- TASK ITEM:
If a line in the data holds the string "checked", list it.

- RECORDS SHOWN:

☆ ☆ ☆ ☆ ☆ ☆ ☆

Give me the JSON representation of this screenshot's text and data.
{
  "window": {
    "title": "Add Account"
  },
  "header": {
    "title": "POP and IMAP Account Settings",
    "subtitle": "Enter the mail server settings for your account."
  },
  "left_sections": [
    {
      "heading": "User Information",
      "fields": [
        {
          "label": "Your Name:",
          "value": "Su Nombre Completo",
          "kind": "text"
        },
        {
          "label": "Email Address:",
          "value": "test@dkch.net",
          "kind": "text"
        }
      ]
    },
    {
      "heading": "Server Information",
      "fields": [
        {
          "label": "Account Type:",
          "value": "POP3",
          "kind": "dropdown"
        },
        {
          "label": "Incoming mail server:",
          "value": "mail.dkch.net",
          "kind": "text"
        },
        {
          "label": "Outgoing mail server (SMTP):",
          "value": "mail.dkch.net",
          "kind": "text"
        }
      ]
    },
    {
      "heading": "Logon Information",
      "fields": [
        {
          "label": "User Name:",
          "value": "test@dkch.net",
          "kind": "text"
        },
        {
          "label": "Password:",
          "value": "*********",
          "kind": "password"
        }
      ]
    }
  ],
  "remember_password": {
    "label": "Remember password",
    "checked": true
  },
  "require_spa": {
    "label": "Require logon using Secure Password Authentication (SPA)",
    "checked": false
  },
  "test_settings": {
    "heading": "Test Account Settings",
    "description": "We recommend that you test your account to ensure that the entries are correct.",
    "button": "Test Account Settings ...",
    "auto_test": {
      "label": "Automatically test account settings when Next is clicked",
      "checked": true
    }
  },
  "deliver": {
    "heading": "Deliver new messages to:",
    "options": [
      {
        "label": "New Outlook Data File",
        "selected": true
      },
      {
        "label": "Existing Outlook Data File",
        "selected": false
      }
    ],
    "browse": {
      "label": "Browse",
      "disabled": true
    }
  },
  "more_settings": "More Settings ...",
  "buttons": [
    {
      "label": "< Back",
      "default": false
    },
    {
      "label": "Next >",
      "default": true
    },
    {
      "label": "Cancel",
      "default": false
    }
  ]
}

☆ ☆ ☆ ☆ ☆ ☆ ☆

- YOUR RESPONSE:
    "checked": true
    "checked": false
      "checked": true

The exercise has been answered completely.